The 10 best old Russian movies display the country’s culture and society and how they changed under the different government rulers. Dating as far back as 1914, these movies depict Russian values. Whether intriguing, sad or shocking, these films are certain to entertain viewers around the globe.
- “Anna Karenina.” Although remade several times, the 1914 silent film version of this Russian classic novel is by far the best. The movie tells the well-known tale of a woman’s emotional tumult after having committed adultery. The ability of actors to relay all this while remaining silent is extremely moving, making the film one of the best old Russian movies.
- “The Cloth Peddler.” Although wealthy, the film’s main character doesn’t want a wife who loves him just for his money. After disguising himself as a poor cloth peddler he finds true love, but will her father marry her to a poor man? “The Cloth Peddler” is a classic tale of love overcoming personal bias, making it one of the best old Russian movies of all time.
- “Moscow Laughs.” The comic tale of a case of mistaken identity, this Russian film follows a singer as he winds his way through performance after performance, despite not being a singer at all!
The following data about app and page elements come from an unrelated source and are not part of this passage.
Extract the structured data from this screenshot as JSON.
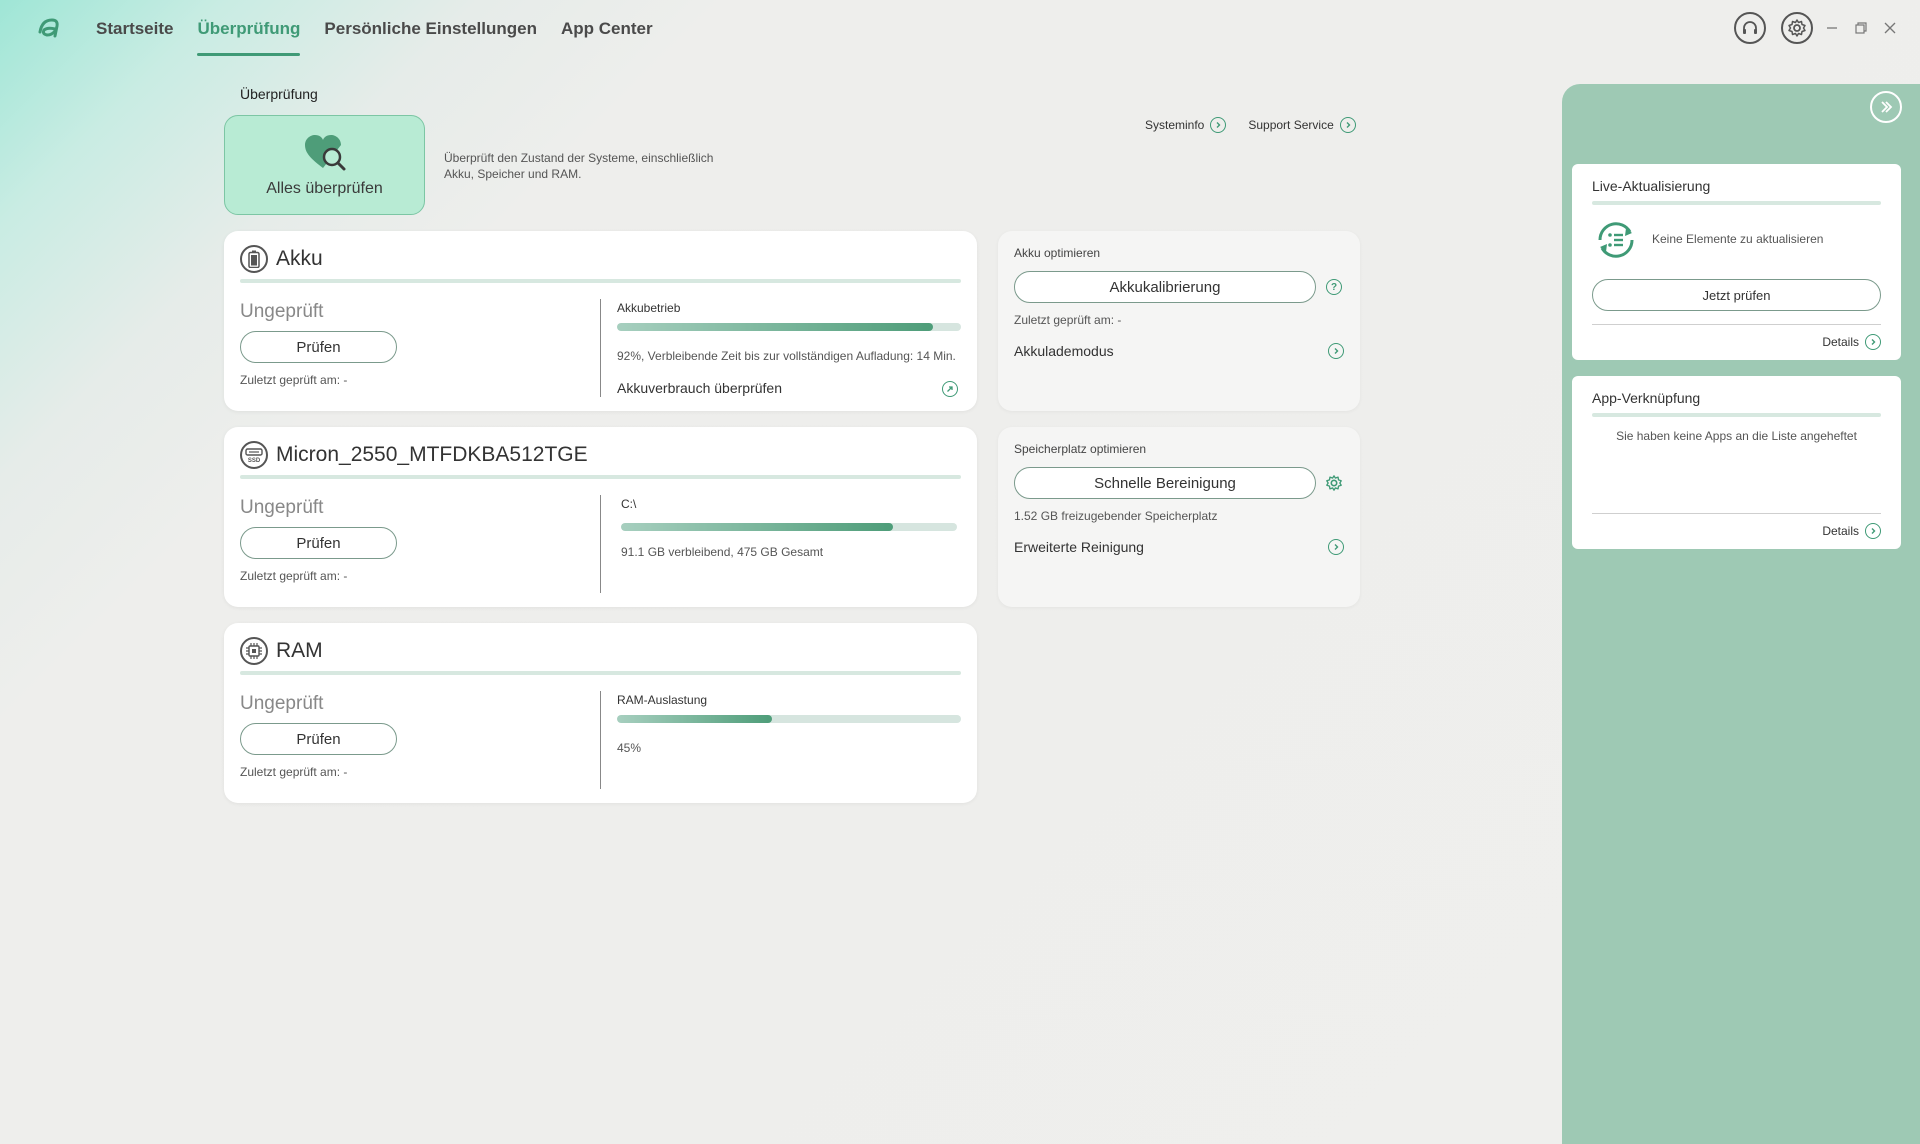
{
  "nav": {
    "items": [
      "Startseite",
      "Überprüfung",
      "Persönliche Einstellungen",
      "App Center"
    ],
    "active_index": 1
  },
  "header": {
    "title": "Überprüfung",
    "check_all_label": "Alles überprüfen",
    "description": "Überprüft den Zustand der Systeme, einschließlich Akku, Speicher und RAM.",
    "sysinfo_link": "Systeminfo",
    "support_link": "Support Service"
  },
  "battery": {
    "title": "Akku",
    "status": "Ungeprüft",
    "check_button": "Prüfen",
    "last_checked": "Zuletzt geprüft am: -",
    "metric_label": "Akkubetrieb",
    "level_percent": 92,
    "metric_text": "92%, Verbleibende Zeit bis zur vollständigen Aufladung: 14 Min.",
    "usage_link": "Akkuverbrauch überprüfen"
  },
  "storage": {
    "title": "Micron_2550_MTFDKBA512TGE",
    "status": "Ungeprüft",
    "check_button": "Prüfen",
    "last_checked": "Zuletzt geprüft am: -",
    "drive_label": "C:\\",
    "used_percent": 81,
    "metric_text": "91.1 GB verbleibend, 475 GB Gesamt"
  },
  "ram": {
    "title": "RAM",
    "status": "Ungeprüft",
    "check_button": "Prüfen",
    "last_checked": "Zuletzt geprüft am: -",
    "metric_label": "RAM-Auslastung",
    "usage_percent": 45,
    "metric_text": "45%"
  },
  "battery_opt": {
    "title": "Akku optimieren",
    "calibration_button": "Akkukalibrierung",
    "last_checked": "Zuletzt geprüft am: -",
    "mode_link": "Akkulademodus"
  },
  "storage_opt": {
    "title": "Speicherplatz optimieren",
    "quick_clean_button": "Schnelle Bereinigung",
    "freeable_text": "1.52 GB freizugebender Speicherplatz",
    "advanced_link": "Erweiterte Reinigung"
  },
  "live_update": {
    "title": "Live-Aktualisierung",
    "message": "Keine Elemente zu aktualisieren",
    "check_now_button": "Jetzt prüfen",
    "details_link": "Details"
  },
  "app_shortcut": {
    "title": "App-Verknüpfung",
    "message": "Sie haben keine Apps an die Liste angeheftet",
    "details_link": "Details"
  },
  "colors": {
    "accent": "#3f9a76",
    "panel": "#9ec9b4",
    "check_all_bg": "#b8ebd4"
  }
}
The film’s originality derives from the fact that it is Russia’s first musical comedy.
- “Circus.” A German trapeze artist's performance is intended to be copied and performed in the USSR. During her work with the Soviets, she falls in love with their engineer, but to prevent her from leaving her German troop, her manager blackmails her with a dark secret from her past.
- “I Step Through Moscow.” Want to see something creepy? Check out this movie made at the height of Communist rule that talks about, well, nothing. Characters randomly walk around, looking for people and things that don't matter and finding nothing….but are nevertheless extremely happy. The entertainment value of this movie comes from its display of the extreme censorship during the period.
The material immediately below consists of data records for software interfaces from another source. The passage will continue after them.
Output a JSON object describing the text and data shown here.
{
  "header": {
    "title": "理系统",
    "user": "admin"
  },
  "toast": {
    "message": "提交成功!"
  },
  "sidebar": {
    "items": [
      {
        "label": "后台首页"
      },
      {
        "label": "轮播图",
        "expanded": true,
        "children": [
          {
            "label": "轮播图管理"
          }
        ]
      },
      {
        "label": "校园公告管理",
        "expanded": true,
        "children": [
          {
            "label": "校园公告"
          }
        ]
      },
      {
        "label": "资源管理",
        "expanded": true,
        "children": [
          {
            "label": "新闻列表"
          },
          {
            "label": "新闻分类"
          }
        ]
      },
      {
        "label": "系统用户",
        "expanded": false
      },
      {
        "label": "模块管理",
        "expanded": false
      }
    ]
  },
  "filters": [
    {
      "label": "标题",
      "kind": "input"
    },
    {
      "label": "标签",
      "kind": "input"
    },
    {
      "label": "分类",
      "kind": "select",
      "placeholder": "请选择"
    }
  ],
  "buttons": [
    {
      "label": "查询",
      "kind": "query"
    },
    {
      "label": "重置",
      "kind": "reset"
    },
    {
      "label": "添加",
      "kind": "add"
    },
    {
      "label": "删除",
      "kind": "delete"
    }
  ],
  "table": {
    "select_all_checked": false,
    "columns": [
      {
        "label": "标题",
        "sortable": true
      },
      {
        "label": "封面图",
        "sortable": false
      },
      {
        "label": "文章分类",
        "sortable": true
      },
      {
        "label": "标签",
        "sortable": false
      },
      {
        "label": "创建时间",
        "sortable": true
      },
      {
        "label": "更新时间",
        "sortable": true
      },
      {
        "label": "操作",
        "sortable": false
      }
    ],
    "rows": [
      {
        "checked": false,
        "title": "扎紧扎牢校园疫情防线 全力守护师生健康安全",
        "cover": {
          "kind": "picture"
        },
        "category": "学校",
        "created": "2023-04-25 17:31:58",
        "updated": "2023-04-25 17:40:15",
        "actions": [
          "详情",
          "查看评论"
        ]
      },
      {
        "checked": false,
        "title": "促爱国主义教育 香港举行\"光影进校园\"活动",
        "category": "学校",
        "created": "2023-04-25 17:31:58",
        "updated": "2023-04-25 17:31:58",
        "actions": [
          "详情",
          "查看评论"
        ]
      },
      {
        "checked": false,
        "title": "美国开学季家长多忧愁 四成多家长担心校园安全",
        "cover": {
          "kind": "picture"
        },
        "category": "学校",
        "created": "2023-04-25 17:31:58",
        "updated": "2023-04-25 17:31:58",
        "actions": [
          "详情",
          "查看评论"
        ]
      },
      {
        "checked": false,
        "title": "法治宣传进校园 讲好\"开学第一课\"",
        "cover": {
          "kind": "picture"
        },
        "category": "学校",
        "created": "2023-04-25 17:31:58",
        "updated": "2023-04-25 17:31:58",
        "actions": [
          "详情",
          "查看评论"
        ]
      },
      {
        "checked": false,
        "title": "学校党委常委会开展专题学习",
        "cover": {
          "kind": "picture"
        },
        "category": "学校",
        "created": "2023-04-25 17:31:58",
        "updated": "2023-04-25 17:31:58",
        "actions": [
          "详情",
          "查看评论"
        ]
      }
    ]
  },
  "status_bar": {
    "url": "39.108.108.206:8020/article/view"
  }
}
- “General Suvorov.” Verging on the edge of being a documentary, but remaining a dramatic film, this movie tells the story of one of Russia’s greatest generals. General Suvorov was the leading general against Napoleon’s army for two of the country’s monarchs, including Catherine the Great. “General Suvorov” is a great movie wish displays the old Russian culture and heritage.
- “Encounters at the Elbe.” This 1949 movie tells the story of what happened when the American and Russian military forces finally met on the banks of the Elba at the end of World War II. Depicting the espionage, hardship and general love and fear the two armies had for each other, it is one of the best old Russian movies.
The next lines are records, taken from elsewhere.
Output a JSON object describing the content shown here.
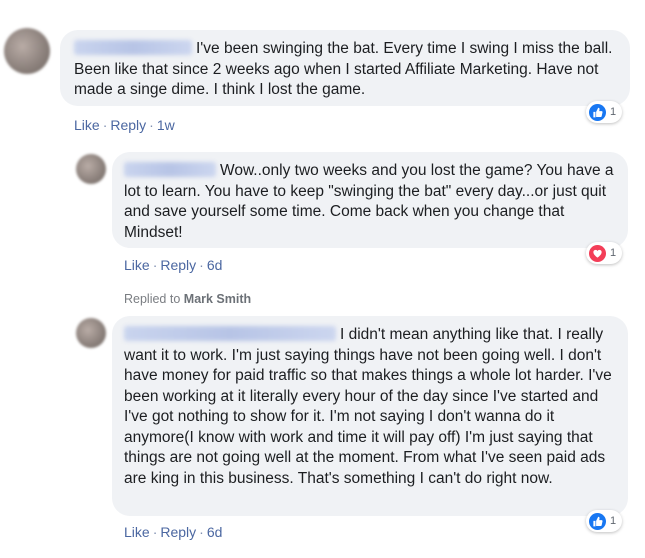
{
  "comments": [
    {
      "text": "I've been swinging the bat. Every time I swing I miss the ball. Been like that since 2 weeks ago when I started Affiliate Marketing. Have not made a singe dime. I think I lost the game.",
      "actions": {
        "like": "Like",
        "reply": "Reply",
        "time": "1w"
      },
      "reaction": {
        "icon": "like-icon",
        "color": "#1877f2",
        "count": "1"
      }
    },
    {
      "text": "Wow..only two weeks and you lost the game? You have a lot to learn. You have to keep \"swinging the bat\" every day...or just quit and save yourself some time. Come back when you change that Mindset!",
      "actions": {
        "like": "Like",
        "reply": "Reply",
        "time": "6d"
      },
      "reaction": {
        "icon": "love-icon",
        "color": "#f33e58",
        "count": "1"
      }
    },
    {
      "text": "I didn't mean anything like that. I really want it to work. I'm just saying things have not been going well. I don't have money for paid traffic so that makes things a whole lot harder. I've been working at it literally every hour of the day since I've started and I've got nothing to show for it. I'm not saying I don't wanna do it anymore(I know with work and time it will pay off) I'm just saying that things are not going well at the moment. From what I've seen paid ads are king in this business. That's something I can't do right now.",
      "actions": {
        "like": "Like",
        "reply": "Reply",
        "time": "6d"
      },
      "reaction": {
        "icon": "like-icon",
        "color": "#1877f2",
        "count": "1"
      }
    }
  ],
  "replied_to": {
    "prefix": "Replied to",
    "name": "Mark Smith"
  },
  "separator": "·"
}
- “Optimistic Tragedy.” This film tells the story of the two sides of the 1917 Russian revolt. Internationally acclaimed, this film was one of the country’s biggest movies in 1963. “Optimistic Tragedy” is a great old Russian movie.
- “Chess Fever.” In this old Russian film, the seriousness of chess tournaments is taken lightly – very lightly. By interspersing footage from an actual tournament and spoofing its actions through the actors, “Chess Fever” is one entertainingly funny film. “Chess Fever” is a wonderful old Russian movie.
- “Man with a Movie Camera.” This 1929 silent film, which was re-released in 2003, follows Russian citizens in their daily lives in cities throughout the country. Filmed by a single person and edited by his wife, the movie is acclaimed as portraying the true lifestyle of Russian people. This film is one of the best Russian old movies.
What Others Are Reading Right Now.
Acting, comedy and strong spirits converge in Speakeasy. When host Paul F. Tompkins interviews entertainers—Key and Peele, Alison Brie, Rob Delaney, Zach Galifianakis—about all sor …
Emma Watson and Other Child Stars Who Grew Up To Be Hot
Throughout the Harry Potter film series, we've seen Emma Watson transform from a lovable child star into a burgeoning sex symbol. She's not the first actress to do so, and she cert …
10 Things Women Expect Men to Know How To Do
To make ladies swoon or at least not cringe, you’d better be able to handle the following…